━━ Records shown

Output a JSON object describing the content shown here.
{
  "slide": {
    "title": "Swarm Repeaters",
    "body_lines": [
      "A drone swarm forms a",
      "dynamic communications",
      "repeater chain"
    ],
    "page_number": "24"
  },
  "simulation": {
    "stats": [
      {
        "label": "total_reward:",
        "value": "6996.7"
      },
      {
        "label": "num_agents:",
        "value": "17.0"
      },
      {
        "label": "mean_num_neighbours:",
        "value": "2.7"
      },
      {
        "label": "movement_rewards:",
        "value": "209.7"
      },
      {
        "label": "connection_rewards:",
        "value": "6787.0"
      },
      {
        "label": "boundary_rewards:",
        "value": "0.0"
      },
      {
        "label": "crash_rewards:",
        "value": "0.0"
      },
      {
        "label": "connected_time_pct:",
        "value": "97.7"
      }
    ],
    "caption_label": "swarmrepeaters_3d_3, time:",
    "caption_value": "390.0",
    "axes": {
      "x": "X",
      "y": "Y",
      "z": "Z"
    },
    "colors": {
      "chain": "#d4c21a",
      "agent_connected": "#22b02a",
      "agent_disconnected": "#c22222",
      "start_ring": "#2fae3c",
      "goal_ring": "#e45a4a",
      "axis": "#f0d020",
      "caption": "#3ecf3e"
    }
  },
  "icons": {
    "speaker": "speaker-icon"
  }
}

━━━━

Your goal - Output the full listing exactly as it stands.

Answer to this problem -
Output a JSON object describing the content shown here.
{
  "slide": {
    "title": "Swarm Repeaters",
    "body_lines": [
      "A drone swarm forms a",
      "dynamic communications",
      "repeater chain"
    ],
    "page_number": "24"
  },
  "simulation": {
    "stats": [
      {
        "label": "total_reward:",
        "value": "6996.7"
      },
      {
        "label": "num_agents:",
        "value": "17.0"
      },
      {
        "label": "mean_num_neighbours:",
        "value": "2.7"
      },
      {
        "label": "movement_rewards:",
        "value": "209.7"
      },
      {
        "label": "connection_rewards:",
        "value": "6787.0"
      },
      {
        "label": "boundary_rewards:",
        "value": "0.0"
      },
      {
        "label": "crash_rewards:",
        "value": "0.0"
      },
      {
        "label": "connected_time_pct:",
        "value": "97.7"
      }
    ],
    "caption_label": "swarmrepeaters_3d_3, time:",
    "caption_value": "390.0",
    "axes": {
      "x": "X",
      "y": "Y",
      "z": "Z"
    },
    "colors": {
      "chain": "#d4c21a",
      "agent_connected": "#22b02a",
      "agent_disconnected": "#c22222",
      "start_ring": "#2fae3c",
      "goal_ring": "#e45a4a",
      "axis": "#f0d020",
      "caption": "#3ecf3e"
    }
  },
  "icons": {
    "speaker": "speaker-icon"
  }
}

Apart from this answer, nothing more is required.